Sept 29, 2003, By Rob Dinerman Â© 2002
Squashtalk is sad to report the death
on September 17th of Gene Perle, who succumbed to a heart attack that
morning at his West Bloomfield home in suburban Michigan soon after coming
downstairs for breakfast with his wife Silvia.
Though Perle had been battling cancer,
he had no warning pains of any kind, and in fact he had played a strenuous
squash game just the day before. Sylvia had gone down the driveway to
gather the morning newspaper and when she returned her husband was on
the floor gasping for air. She
immediately administered CPR and had him rushed to a local hospital, but
he never revived and was pronounced dead later that morning.
His legacy as the winner of more national
and world age-group championships in hardball, softball and doubles than
any player in Michigan history is all the more remarkable for the fact
that he didn’t even take up squash competitively until the early 1980’s,
by which time he was 45 years old.
Though Perle’s racquet skills were solid and he was tactically very sound,
the success he encountered owed much to both an intense competitive attitude
(a marked contrast to his off-court affability) and especially the physical
advantages he enjoyed in speed, strength and fitness over virtually all
of his contemporaries, who became unable to keep up with him as their
matches wore on.
These traits were most apparent on
the doubles court, on whose larger dimensions Perle was able from his
left-wall post to track down balls that would have gone for winners against
anyone else of his vintage, and in which he and Philadelphian Fred Bracher
became the only team to win their world doubles age-group championships
in each of the last four holdings of this biennial tournament.

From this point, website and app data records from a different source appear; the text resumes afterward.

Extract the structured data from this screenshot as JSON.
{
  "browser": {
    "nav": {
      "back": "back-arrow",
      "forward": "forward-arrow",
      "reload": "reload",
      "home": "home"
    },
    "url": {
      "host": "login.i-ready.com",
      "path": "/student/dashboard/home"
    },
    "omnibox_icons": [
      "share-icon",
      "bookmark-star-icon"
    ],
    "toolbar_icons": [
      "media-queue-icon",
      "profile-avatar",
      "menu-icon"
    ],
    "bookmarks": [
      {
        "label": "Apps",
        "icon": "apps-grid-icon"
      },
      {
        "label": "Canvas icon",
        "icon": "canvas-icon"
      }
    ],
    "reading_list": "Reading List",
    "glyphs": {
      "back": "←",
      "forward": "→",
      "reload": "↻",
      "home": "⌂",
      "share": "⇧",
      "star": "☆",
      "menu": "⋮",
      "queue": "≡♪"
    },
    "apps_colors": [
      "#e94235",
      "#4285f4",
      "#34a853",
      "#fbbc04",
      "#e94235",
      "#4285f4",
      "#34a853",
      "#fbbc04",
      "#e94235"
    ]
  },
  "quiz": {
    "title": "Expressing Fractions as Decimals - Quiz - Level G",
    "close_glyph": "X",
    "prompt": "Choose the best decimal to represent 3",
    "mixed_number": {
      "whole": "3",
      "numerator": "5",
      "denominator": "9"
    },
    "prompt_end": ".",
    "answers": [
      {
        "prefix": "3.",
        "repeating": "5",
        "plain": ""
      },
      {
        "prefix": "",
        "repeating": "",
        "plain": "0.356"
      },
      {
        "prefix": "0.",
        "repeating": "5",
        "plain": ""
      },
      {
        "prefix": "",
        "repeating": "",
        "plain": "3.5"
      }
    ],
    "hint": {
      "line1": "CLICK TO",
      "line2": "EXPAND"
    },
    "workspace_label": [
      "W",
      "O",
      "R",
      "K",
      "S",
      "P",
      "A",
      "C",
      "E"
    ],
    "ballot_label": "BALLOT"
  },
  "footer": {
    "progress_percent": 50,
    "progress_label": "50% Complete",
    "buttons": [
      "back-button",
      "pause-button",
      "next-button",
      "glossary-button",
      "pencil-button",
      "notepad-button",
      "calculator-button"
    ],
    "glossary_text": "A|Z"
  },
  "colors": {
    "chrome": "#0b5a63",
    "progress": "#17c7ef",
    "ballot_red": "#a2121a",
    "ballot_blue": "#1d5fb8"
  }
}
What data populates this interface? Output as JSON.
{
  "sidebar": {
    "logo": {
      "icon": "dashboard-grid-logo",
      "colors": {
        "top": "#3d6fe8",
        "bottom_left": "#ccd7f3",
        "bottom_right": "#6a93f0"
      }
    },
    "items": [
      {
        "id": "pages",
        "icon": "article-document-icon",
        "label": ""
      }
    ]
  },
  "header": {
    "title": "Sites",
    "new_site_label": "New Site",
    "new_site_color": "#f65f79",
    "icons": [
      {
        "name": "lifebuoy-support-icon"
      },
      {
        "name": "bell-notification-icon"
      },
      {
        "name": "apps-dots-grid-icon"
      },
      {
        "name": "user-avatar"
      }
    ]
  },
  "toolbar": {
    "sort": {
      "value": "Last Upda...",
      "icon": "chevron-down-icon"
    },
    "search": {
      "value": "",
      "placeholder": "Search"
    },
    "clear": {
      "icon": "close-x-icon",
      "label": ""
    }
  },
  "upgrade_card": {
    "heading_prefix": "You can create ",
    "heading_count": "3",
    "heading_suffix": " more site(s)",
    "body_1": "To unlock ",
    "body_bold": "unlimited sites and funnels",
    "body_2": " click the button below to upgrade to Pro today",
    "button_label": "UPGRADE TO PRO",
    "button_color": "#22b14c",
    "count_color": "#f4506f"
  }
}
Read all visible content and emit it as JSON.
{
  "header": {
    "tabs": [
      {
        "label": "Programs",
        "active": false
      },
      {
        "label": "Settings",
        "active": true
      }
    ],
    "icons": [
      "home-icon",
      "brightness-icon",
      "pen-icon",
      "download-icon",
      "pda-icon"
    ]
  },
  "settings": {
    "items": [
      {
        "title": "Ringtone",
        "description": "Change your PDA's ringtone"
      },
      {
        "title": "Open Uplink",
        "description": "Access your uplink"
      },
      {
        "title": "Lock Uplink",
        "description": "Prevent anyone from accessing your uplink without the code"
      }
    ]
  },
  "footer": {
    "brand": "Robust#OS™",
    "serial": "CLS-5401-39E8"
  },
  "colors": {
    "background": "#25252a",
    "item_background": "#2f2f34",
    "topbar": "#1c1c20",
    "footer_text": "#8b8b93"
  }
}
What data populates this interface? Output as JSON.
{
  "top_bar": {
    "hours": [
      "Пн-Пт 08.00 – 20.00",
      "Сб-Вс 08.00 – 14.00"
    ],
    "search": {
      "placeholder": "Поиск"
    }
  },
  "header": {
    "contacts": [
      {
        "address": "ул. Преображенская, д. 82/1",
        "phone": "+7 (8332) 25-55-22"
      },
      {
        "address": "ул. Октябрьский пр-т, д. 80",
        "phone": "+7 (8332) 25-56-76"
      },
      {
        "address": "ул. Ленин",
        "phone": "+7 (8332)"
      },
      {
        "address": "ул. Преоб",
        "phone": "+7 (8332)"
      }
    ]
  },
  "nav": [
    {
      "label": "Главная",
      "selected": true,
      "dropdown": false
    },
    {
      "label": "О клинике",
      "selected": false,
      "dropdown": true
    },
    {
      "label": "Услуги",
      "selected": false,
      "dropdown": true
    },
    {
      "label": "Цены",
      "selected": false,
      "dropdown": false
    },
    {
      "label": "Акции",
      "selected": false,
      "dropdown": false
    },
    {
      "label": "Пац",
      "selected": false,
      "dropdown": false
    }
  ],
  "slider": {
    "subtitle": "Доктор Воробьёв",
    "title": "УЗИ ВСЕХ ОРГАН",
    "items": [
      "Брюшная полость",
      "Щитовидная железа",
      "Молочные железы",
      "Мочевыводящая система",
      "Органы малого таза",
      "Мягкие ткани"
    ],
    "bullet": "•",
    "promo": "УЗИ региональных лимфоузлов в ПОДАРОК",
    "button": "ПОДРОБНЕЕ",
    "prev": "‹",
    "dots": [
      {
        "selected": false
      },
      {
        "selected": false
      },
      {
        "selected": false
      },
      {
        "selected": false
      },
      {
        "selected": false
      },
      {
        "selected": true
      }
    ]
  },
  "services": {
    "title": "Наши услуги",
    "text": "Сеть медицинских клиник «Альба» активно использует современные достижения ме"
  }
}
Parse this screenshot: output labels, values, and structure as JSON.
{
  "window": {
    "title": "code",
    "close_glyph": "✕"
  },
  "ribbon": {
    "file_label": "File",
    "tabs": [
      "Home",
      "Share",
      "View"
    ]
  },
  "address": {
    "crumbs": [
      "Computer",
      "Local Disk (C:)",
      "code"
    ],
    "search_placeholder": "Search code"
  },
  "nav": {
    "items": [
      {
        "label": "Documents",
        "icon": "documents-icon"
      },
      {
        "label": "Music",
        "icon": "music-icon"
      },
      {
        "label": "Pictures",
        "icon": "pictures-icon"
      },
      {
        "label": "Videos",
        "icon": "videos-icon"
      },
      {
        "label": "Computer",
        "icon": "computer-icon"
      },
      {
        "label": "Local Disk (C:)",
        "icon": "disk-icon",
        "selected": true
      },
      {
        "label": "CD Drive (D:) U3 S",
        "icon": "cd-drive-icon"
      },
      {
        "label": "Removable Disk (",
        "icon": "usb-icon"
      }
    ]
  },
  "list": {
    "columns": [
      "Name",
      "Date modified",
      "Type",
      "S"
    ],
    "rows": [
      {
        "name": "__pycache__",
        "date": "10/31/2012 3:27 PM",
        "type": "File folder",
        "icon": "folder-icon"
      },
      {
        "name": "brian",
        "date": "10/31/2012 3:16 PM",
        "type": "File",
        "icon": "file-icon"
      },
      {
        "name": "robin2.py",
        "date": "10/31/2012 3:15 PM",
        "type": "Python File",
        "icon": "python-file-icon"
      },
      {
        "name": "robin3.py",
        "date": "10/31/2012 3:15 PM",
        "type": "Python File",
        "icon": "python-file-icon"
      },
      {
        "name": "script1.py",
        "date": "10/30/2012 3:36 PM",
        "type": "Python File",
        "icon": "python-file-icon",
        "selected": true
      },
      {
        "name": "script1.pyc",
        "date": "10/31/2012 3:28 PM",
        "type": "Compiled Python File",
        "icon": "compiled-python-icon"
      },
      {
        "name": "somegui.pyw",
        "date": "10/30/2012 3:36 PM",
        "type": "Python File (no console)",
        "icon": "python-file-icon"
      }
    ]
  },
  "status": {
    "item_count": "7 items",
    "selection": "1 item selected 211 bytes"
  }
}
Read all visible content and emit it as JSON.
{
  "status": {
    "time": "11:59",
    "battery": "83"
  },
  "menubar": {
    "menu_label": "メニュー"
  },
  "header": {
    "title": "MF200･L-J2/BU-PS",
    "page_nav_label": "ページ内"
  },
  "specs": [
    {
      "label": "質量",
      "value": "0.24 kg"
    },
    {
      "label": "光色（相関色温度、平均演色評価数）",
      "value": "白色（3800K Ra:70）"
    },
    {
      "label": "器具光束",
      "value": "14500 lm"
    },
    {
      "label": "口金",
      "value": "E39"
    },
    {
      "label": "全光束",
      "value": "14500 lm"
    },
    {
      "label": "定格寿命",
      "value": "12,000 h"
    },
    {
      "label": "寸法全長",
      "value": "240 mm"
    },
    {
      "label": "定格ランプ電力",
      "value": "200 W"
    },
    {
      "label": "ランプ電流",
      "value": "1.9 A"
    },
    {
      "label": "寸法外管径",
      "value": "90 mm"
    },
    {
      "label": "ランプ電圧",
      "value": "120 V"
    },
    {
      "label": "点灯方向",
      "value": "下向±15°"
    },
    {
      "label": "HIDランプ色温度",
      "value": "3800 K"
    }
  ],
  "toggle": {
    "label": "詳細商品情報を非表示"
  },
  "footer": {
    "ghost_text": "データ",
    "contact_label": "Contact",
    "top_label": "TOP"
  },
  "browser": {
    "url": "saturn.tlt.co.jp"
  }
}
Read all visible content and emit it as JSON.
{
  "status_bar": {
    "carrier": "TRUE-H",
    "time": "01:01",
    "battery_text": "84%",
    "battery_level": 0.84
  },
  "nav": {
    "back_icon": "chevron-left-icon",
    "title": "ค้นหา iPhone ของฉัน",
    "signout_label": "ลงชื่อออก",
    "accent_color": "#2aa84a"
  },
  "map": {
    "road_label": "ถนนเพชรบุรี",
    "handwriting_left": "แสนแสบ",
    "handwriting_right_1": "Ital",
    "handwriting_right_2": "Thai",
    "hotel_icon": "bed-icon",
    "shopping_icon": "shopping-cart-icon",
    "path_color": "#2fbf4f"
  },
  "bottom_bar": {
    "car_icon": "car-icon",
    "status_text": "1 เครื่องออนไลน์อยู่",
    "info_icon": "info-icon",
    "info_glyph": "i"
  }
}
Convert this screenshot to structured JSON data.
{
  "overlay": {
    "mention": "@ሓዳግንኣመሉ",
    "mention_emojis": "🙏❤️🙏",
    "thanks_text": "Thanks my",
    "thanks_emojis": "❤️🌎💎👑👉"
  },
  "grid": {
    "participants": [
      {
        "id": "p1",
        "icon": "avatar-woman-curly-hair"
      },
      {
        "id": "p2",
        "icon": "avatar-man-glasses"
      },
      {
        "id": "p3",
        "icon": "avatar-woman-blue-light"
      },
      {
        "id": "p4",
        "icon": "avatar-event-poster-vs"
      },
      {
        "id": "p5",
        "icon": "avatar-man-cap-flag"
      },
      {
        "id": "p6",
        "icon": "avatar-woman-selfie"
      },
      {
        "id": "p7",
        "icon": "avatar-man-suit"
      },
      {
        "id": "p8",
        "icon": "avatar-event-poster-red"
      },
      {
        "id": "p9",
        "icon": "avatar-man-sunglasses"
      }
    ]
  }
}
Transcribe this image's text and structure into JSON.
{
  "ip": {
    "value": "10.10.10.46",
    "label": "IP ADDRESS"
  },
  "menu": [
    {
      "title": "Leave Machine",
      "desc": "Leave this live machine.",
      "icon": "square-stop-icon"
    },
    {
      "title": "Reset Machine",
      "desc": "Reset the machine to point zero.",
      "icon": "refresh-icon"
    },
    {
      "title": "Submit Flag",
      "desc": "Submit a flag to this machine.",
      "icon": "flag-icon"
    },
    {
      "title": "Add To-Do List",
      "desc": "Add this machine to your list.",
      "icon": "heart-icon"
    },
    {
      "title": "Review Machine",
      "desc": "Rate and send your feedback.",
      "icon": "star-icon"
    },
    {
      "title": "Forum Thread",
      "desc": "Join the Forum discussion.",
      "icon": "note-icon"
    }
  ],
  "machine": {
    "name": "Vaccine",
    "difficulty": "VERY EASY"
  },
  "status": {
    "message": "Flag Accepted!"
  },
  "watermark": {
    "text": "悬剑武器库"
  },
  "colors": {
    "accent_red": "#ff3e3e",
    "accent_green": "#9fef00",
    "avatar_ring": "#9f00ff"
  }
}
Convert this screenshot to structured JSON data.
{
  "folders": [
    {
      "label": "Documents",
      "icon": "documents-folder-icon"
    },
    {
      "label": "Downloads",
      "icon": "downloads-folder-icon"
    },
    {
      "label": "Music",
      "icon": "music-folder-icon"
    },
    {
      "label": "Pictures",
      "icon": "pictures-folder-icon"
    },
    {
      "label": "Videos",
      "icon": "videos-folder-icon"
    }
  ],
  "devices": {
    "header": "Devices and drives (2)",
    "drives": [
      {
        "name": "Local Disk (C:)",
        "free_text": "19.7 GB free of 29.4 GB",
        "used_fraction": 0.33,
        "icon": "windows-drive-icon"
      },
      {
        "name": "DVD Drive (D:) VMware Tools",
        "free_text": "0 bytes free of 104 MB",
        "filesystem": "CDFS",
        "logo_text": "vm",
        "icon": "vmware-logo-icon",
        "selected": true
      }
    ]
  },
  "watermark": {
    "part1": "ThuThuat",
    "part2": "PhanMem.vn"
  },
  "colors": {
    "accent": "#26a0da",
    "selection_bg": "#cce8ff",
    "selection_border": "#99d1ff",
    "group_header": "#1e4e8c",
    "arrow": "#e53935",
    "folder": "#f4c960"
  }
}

And beginning
in 1991, when he and John Fuller won the first of their four consecutive
55-and-over USSRA titles, Perle began streak of consecutive years of winning
at least one USSRA and/or world age-group doubles title that extended
throughout the remainder of his life.
26 NATIONAL AND WORLD TITLES
All together, Perle won (or, in the case of doubles, co-won with either
Fuller, Bracher or Jim Evel) 11 U. S. doubles, four U. S. singles (three
in hardball and one in softball), four world doubles, five Canadian doubles
and two Canadian singles crowns in the 55’s, 60’s and 65’s categories
13-year span, a 26-title total that almost certainly would have been even
bigger had he not discontinued hardball after winning his third straight
title in this discipline in ’96. In ’94, he became only the third player
to win age-group events in both the American and Canadian singles and
doubles in the same year.
His penchant for successful performances
in international play is further buttressed by the medals he won as a
member of the U. S. team in the quadrennial Maccabiah Games in Israel
in ’85, ’89 and ’93 and by the four times he represented the U. S. in
the annual Lapham-Grant event between the U. S. and Canada.
A native of Jersey City, N.J., Perle
earned a bachelor’s degree from Dartmouth College, masters from Syracuse
University and a doctorate from Chicago. He taught at Indiana University,
Carnegie Mellon University in Pittsbrugh and the University of Pittsburgh
before he and Sylvia moved to the Detroit area in ’68 when he was offered
the position of senior staff scientist at the Ford Motor Co’s transportation
research and planning office. The following year, Perle became an associate
professor of geography and urban planning at Wayne State University, in
which capacity he served for 32 years until his retirement in 2001.
He is survived by his wife, two daughters,
Lisa and Kathryn, a son, Lawrence, and two grandchildren.
Newly appointed USSRA CEO Palmer Page,
who spent several years in Michigan during his career with IBM, became
good friends with Perle during that time and remembers him fondly. "He
was one of the most energetic and enthusiastic people I have ever met,"
Page remarked upon hearing of Perle’s passing.
"Both on and off the court, he
was a tremendously positive influence who will be greatly missed."
Page’s sentiments have been echoed by a major outpouring of condolences
and remembrances from Perle’s many friends throughout the squash community
during the past week since the news broke of his sudden passing.
Memorial donations may be made to
Friends Of Dartmouth Squash, attn: June Marshall,
Dartmouth College, 6083 Alumni Gym, Hanover, NH 03755.